## Source material
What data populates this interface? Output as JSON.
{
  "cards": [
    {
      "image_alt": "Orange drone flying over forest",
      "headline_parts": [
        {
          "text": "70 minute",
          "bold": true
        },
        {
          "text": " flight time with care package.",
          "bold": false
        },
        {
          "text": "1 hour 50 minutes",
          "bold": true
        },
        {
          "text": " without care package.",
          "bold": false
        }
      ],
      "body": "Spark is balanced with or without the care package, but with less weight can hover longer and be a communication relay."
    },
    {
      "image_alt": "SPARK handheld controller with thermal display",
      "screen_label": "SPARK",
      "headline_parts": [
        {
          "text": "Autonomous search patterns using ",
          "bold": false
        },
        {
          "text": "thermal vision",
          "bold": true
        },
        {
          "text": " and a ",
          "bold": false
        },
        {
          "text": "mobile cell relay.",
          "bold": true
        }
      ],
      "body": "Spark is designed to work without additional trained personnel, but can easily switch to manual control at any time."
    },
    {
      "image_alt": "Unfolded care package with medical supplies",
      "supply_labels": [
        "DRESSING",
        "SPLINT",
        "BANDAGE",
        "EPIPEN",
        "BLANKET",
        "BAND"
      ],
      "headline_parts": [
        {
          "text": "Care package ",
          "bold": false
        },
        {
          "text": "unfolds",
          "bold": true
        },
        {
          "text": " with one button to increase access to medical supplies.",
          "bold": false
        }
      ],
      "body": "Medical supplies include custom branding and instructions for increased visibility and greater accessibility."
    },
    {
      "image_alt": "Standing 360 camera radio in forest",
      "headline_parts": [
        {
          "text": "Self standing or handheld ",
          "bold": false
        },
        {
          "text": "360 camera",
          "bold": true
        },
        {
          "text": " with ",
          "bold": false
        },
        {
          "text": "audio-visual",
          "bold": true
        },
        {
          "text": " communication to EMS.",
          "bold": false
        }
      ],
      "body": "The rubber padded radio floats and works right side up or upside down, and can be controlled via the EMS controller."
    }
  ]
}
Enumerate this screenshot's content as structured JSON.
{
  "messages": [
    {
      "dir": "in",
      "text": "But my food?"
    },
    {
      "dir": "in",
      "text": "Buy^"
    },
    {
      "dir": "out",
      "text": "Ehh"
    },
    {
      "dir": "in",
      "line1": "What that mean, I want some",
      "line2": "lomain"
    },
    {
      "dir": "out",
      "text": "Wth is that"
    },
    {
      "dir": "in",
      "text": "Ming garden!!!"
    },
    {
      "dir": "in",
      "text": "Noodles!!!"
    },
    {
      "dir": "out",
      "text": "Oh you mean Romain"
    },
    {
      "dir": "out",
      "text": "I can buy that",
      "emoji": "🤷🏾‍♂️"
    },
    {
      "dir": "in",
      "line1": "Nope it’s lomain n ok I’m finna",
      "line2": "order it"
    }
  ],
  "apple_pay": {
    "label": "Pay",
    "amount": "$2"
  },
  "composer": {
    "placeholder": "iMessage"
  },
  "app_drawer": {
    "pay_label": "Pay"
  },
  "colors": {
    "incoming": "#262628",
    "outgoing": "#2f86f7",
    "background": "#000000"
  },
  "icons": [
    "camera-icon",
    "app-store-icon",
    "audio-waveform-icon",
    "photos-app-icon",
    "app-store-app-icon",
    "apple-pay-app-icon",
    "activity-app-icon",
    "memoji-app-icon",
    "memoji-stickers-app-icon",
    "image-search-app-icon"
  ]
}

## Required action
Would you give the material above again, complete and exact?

## Response for this exercise
What data populates this interface? Output as JSON.
{
  "cards": [
    {
      "image_alt": "Orange drone flying over forest",
      "headline_parts": [
        {
          "text": "70 minute",
          "bold": true
        },
        {
          "text": " flight time with care package.",
          "bold": false
        },
        {
          "text": "1 hour 50 minutes",
          "bold": true
        },
        {
          "text": " without care package.",
          "bold": false
        }
      ],
      "body": "Spark is balanced with or without the care package, but with less weight can hover longer and be a communication relay."
    },
    {
      "image_alt": "SPARK handheld controller with thermal display",
      "screen_label": "SPARK",
      "headline_parts": [
        {
          "text": "Autonomous search patterns using ",
          "bold": false
        },
        {
          "text": "thermal vision",
          "bold": true
        },
        {
          "text": " and a ",
          "bold": false
        },
        {
          "text": "mobile cell relay.",
          "bold": true
        }
      ],
      "body": "Spark is designed to work without additional trained personnel, but can easily switch to manual control at any time."
    },
    {
      "image_alt": "Unfolded care package with medical supplies",
      "supply_labels": [
        "DRESSING",
        "SPLINT",
        "BANDAGE",
        "EPIPEN",
        "BLANKET",
        "BAND"
      ],
      "headline_parts": [
        {
          "text": "Care package ",
          "bold": false
        },
        {
          "text": "unfolds",
          "bold": true
        },
        {
          "text": " with one button to increase access to medical supplies.",
          "bold": false
        }
      ],
      "body": "Medical supplies include custom branding and instructions for increased visibility and greater accessibility."
    },
    {
      "image_alt": "Standing 360 camera radio in forest",
      "headline_parts": [
        {
          "text": "Self standing or handheld ",
          "bold": false
        },
        {
          "text": "360 camera",
          "bold": true
        },
        {
          "text": " with ",
          "bold": false
        },
        {
          "text": "audio-visual",
          "bold": true
        },
        {
          "text": " communication to EMS.",
          "bold": false
        }
      ],
      "body": "The rubber padded radio floats and works right side up or upside down, and can be controlled via the EMS controller."
    }
  ]
}
Enumerate this screenshot's content as structured JSON.
{
  "messages": [
    {
      "dir": "in",
      "text": "But my food?"
    },
    {
      "dir": "in",
      "text": "Buy^"
    },
    {
      "dir": "out",
      "text": "Ehh"
    },
    {
      "dir": "in",
      "line1": "What that mean, I want some",
      "line2": "lomain"
    },
    {
      "dir": "out",
      "text": "Wth is that"
    },
    {
      "dir": "in",
      "text": "Ming garden!!!"
    },
    {
      "dir": "in",
      "text": "Noodles!!!"
    },
    {
      "dir": "out",
      "text": "Oh you mean Romain"
    },
    {
      "dir": "out",
      "text": "I can buy that",
      "emoji": "🤷🏾‍♂️"
    },
    {
      "dir": "in",
      "line1": "Nope it’s lomain n ok I’m finna",
      "line2": "order it"
    }
  ],
  "apple_pay": {
    "label": "Pay",
    "amount": "$2"
  },
  "composer": {
    "placeholder": "iMessage"
  },
  "app_drawer": {
    "pay_label": "Pay"
  },
  "colors": {
    "incoming": "#262628",
    "outgoing": "#2f86f7",
    "background": "#000000"
  },
  "icons": [
    "camera-icon",
    "app-store-icon",
    "audio-waveform-icon",
    "photos-app-icon",
    "app-store-app-icon",
    "apple-pay-app-icon",
    "activity-app-icon",
    "memoji-app-icon",
    "memoji-stickers-app-icon",
    "image-search-app-icon"
  ]
}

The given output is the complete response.